▶ **HOW TO COMPLETE THIS TASK**: Make an exact copy of the entries below.
-.-.-
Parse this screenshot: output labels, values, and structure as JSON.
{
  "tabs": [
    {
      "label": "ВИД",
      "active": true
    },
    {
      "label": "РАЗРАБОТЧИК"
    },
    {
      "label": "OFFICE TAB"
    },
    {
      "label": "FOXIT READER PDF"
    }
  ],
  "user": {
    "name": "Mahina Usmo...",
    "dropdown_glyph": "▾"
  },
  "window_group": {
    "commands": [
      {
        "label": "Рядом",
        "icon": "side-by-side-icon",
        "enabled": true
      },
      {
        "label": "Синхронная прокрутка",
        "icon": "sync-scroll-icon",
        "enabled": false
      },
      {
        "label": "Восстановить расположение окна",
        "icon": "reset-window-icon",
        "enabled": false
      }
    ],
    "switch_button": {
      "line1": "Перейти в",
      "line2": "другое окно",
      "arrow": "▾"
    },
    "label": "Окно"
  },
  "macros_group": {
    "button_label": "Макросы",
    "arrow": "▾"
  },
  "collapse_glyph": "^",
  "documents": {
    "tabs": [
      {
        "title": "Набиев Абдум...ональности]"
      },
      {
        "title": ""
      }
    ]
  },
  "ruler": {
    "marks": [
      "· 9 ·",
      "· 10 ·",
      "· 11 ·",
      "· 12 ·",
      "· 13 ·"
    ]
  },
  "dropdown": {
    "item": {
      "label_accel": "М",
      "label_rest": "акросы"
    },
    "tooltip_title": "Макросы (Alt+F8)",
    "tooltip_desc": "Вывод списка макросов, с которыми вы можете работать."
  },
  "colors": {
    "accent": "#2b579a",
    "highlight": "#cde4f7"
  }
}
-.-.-
▶ **WORKED SOLUTION**:
Parse this screenshot: output labels, values, and structure as JSON.
{
  "tabs": [
    {
      "label": "ВИД",
      "active": true
    },
    {
      "label": "РАЗРАБОТЧИК"
    },
    {
      "label": "OFFICE TAB"
    },
    {
      "label": "FOXIT READER PDF"
    }
  ],
  "user": {
    "name": "Mahina Usmo...",
    "dropdown_glyph": "▾"
  },
  "window_group": {
    "commands": [
      {
        "label": "Рядом",
        "icon": "side-by-side-icon",
        "enabled": true
      },
      {
        "label": "Синхронная прокрутка",
        "icon": "sync-scroll-icon",
        "enabled": false
      },
      {
        "label": "Восстановить расположение окна",
        "icon": "reset-window-icon",
        "enabled": false
      }
    ],
    "switch_button": {
      "line1": "Перейти в",
      "line2": "другое окно",
      "arrow": "▾"
    },
    "label": "Окно"
  },
  "macros_group": {
    "button_label": "Макросы",
    "arrow": "▾"
  },
  "collapse_glyph": "^",
  "documents": {
    "tabs": [
      {
        "title": "Набиев Абдум...ональности]"
      },
      {
        "title": ""
      }
    ]
  },
  "ruler": {
    "marks": [
      "· 9 ·",
      "· 10 ·",
      "· 11 ·",
      "· 12 ·",
      "· 13 ·"
    ]
  },
  "dropdown": {
    "item": {
      "label_accel": "М",
      "label_rest": "акросы"
    },
    "tooltip_title": "Макросы (Alt+F8)",
    "tooltip_desc": "Вывод списка макросов, с которыми вы можете работать."
  },
  "colors": {
    "accent": "#2b579a",
    "highlight": "#cde4f7"
  }
}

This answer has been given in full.